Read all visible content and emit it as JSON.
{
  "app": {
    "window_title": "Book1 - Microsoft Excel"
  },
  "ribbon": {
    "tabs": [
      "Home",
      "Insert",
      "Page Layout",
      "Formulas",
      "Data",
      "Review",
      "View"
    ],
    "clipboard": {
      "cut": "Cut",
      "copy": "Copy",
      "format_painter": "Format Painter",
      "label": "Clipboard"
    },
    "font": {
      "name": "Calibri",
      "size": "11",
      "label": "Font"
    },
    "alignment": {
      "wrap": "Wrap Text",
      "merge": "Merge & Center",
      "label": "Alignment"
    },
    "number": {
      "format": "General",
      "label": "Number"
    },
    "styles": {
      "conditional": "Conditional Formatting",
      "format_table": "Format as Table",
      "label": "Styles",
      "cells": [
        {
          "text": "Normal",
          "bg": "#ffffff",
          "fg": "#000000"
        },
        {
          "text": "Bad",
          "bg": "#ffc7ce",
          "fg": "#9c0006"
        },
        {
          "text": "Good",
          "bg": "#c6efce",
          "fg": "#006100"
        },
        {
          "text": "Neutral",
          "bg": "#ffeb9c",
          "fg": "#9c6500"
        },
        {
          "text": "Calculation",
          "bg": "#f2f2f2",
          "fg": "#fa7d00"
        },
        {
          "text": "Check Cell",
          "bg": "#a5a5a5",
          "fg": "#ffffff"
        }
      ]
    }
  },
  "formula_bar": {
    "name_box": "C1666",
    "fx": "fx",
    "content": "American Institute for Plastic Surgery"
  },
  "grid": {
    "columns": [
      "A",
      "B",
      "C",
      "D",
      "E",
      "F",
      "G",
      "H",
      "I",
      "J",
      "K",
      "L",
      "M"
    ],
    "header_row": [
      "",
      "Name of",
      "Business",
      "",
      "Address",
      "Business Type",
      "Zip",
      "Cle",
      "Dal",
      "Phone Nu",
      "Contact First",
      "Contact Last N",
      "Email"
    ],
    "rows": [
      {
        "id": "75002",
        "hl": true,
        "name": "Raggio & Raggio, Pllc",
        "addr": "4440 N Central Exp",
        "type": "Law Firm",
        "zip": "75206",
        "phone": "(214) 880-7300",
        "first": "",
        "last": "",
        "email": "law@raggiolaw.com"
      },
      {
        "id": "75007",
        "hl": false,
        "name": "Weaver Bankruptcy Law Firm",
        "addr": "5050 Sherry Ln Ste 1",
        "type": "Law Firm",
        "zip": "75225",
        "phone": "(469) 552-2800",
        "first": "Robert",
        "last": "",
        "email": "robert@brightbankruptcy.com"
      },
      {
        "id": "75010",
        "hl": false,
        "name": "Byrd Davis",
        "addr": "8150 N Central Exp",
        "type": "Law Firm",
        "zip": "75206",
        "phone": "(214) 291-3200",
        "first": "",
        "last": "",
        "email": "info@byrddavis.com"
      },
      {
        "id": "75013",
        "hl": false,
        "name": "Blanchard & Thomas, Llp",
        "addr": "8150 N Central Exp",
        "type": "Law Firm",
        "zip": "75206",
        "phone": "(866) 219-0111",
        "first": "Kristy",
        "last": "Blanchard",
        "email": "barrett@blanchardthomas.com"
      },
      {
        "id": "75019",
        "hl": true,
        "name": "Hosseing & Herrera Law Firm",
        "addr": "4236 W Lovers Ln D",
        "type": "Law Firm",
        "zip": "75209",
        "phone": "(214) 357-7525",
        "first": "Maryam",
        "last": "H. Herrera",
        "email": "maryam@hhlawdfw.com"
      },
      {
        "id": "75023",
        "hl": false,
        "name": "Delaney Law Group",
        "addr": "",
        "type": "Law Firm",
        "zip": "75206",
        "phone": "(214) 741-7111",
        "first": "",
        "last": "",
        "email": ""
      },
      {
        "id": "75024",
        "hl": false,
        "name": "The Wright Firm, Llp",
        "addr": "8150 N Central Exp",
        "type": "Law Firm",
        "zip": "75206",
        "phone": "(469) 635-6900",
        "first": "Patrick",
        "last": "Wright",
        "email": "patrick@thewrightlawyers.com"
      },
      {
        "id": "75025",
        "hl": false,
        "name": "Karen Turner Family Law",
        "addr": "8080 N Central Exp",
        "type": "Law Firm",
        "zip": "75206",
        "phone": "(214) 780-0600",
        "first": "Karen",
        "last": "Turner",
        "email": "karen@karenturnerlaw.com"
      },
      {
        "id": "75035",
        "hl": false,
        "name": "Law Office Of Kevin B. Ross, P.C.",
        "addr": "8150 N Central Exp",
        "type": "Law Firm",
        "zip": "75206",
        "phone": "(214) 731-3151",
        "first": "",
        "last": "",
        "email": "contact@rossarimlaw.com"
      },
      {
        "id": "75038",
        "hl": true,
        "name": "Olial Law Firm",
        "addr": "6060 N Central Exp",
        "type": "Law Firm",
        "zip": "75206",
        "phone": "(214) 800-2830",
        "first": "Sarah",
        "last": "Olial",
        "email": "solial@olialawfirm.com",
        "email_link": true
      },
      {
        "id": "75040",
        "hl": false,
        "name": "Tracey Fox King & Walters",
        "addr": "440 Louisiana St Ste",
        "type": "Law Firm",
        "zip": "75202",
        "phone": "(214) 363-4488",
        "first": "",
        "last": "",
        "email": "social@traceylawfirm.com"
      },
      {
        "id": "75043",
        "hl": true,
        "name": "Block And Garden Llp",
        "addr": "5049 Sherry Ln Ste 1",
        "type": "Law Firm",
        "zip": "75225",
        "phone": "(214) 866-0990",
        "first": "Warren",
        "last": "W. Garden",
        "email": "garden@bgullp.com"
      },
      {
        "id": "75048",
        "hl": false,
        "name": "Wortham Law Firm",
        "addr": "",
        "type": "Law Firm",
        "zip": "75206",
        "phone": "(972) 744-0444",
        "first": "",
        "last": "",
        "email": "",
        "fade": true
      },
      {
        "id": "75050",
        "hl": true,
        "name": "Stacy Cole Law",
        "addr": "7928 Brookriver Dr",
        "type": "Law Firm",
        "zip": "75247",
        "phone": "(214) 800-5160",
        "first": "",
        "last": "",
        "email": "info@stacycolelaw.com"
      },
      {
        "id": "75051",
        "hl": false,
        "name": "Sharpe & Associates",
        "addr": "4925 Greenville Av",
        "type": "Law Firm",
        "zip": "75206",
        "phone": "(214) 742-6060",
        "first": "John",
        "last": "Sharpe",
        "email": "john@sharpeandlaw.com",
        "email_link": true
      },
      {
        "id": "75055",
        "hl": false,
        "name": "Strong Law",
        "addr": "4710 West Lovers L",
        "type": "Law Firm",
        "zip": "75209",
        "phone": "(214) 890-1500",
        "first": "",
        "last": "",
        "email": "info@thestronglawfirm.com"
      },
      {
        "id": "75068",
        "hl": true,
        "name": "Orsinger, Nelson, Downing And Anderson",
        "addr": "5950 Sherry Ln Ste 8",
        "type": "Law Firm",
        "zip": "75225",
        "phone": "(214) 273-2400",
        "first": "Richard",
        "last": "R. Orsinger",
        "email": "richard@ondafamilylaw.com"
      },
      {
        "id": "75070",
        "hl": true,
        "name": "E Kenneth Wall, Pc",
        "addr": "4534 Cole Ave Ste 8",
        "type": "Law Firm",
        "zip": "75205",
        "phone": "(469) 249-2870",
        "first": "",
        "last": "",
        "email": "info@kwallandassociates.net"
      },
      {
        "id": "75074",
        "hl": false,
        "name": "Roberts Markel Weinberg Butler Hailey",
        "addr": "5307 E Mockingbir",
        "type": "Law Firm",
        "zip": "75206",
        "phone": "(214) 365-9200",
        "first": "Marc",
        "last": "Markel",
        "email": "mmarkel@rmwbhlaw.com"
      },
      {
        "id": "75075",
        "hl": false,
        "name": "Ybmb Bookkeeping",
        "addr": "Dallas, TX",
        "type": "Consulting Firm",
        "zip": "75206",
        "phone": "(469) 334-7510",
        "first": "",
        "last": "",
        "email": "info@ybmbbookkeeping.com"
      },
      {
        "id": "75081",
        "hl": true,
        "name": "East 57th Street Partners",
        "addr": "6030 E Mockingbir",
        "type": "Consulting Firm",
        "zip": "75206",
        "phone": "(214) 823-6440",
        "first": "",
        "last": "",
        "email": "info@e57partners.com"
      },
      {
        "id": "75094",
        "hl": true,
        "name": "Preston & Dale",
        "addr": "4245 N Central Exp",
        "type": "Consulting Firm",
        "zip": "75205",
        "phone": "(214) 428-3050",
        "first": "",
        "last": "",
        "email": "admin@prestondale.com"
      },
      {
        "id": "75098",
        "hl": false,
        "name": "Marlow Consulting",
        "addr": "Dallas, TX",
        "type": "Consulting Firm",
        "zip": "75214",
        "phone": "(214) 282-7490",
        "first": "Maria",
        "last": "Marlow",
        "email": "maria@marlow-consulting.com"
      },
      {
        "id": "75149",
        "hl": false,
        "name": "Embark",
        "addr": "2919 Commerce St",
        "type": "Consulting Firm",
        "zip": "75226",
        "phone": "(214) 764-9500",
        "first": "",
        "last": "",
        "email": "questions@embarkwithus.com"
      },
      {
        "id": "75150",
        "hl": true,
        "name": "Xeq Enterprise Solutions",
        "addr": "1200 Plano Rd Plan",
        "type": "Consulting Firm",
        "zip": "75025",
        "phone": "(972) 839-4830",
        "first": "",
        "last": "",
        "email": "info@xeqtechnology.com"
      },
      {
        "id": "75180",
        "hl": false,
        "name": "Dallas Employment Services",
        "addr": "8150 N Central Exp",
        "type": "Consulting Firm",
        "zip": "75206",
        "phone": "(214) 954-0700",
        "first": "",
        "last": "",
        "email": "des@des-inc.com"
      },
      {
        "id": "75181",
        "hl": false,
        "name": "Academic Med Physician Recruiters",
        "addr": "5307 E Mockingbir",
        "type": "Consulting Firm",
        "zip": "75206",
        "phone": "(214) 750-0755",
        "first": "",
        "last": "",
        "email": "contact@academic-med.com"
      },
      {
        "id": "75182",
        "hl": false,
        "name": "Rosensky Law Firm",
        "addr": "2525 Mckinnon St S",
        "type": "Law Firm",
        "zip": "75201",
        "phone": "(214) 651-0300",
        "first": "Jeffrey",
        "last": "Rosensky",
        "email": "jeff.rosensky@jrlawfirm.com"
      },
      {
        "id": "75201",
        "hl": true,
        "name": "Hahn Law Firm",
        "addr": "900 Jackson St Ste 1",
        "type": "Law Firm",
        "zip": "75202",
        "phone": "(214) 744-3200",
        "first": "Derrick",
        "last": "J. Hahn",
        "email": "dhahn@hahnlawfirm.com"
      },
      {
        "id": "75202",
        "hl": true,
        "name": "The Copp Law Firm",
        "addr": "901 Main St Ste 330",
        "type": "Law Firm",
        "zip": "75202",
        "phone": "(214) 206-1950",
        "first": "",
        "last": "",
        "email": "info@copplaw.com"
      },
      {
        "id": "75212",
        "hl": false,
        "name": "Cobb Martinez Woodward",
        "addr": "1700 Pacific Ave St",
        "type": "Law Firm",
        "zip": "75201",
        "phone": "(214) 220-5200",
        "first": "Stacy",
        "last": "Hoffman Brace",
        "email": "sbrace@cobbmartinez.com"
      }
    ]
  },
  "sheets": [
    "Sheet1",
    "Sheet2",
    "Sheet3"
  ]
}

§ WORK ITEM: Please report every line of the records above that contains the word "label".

§ TASK OUTPUT:
      "label": "Clipboard"
      "label": "Font"
      "label": "Alignment"
      "label": "Number"
      "label": "Styles",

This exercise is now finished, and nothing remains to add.